Exercise brief ->
Only an exact repetition of the entries will do.

Study material ->
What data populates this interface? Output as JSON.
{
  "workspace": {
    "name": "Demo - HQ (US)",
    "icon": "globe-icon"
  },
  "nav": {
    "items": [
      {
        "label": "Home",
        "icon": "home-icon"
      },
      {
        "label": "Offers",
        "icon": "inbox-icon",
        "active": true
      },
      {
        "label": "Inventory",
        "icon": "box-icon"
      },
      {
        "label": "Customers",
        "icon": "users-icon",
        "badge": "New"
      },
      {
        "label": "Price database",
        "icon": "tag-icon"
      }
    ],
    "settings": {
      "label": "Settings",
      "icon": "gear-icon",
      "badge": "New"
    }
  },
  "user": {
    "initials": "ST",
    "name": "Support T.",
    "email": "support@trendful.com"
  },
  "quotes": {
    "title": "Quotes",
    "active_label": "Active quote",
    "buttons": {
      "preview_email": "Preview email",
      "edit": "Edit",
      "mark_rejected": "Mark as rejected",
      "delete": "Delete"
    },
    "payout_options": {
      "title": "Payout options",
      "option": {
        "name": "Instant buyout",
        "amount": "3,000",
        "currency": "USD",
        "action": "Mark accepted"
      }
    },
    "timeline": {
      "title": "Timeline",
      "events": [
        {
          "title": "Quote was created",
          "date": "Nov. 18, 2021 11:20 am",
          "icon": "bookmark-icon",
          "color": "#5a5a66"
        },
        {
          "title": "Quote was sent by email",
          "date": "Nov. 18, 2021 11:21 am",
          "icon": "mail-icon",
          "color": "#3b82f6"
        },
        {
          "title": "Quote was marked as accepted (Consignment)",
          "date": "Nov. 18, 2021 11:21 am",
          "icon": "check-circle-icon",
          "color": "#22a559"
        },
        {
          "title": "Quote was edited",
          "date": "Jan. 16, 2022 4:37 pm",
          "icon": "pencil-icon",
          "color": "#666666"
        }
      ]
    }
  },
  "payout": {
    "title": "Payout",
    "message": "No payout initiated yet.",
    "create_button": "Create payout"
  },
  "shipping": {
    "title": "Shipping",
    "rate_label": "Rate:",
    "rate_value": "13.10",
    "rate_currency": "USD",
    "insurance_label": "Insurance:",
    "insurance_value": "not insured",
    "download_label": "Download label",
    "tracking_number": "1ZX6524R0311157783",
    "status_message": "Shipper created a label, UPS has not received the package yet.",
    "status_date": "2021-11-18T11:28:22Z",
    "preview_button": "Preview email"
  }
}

Solution below ->
What data populates this interface? Output as JSON.
{
  "workspace": {
    "name": "Demo - HQ (US)",
    "icon": "globe-icon"
  },
  "nav": {
    "items": [
      {
        "label": "Home",
        "icon": "home-icon"
      },
      {
        "label": "Offers",
        "icon": "inbox-icon",
        "active": true
      },
      {
        "label": "Inventory",
        "icon": "box-icon"
      },
      {
        "label": "Customers",
        "icon": "users-icon",
        "badge": "New"
      },
      {
        "label": "Price database",
        "icon": "tag-icon"
      }
    ],
    "settings": {
      "label": "Settings",
      "icon": "gear-icon",
      "badge": "New"
    }
  },
  "user": {
    "initials": "ST",
    "name": "Support T.",
    "email": "support@trendful.com"
  },
  "quotes": {
    "title": "Quotes",
    "active_label": "Active quote",
    "buttons": {
      "preview_email": "Preview email",
      "edit": "Edit",
      "mark_rejected": "Mark as rejected",
      "delete": "Delete"
    },
    "payout_options": {
      "title": "Payout options",
      "option": {
        "name": "Instant buyout",
        "amount": "3,000",
        "currency": "USD",
        "action": "Mark accepted"
      }
    },
    "timeline": {
      "title": "Timeline",
      "events": [
        {
          "title": "Quote was created",
          "date": "Nov. 18, 2021 11:20 am",
          "icon": "bookmark-icon",
          "color": "#5a5a66"
        },
        {
          "title": "Quote was sent by email",
          "date": "Nov. 18, 2021 11:21 am",
          "icon": "mail-icon",
          "color": "#3b82f6"
        },
        {
          "title": "Quote was marked as accepted (Consignment)",
          "date": "Nov. 18, 2021 11:21 am",
          "icon": "check-circle-icon",
          "color": "#22a559"
        },
        {
          "title": "Quote was edited",
          "date": "Jan. 16, 2022 4:37 pm",
          "icon": "pencil-icon",
          "color": "#666666"
        }
      ]
    }
  },
  "payout": {
    "title": "Payout",
    "message": "No payout initiated yet.",
    "create_button": "Create payout"
  },
  "shipping": {
    "title": "Shipping",
    "rate_label": "Rate:",
    "rate_value": "13.10",
    "rate_currency": "USD",
    "insurance_label": "Insurance:",
    "insurance_value": "not insured",
    "download_label": "Download label",
    "tracking_number": "1ZX6524R0311157783",
    "status_message": "Shipper created a label, UPS has not received the package yet.",
    "status_date": "2021-11-18T11:28:22Z",
    "preview_button": "Preview email"
  }
}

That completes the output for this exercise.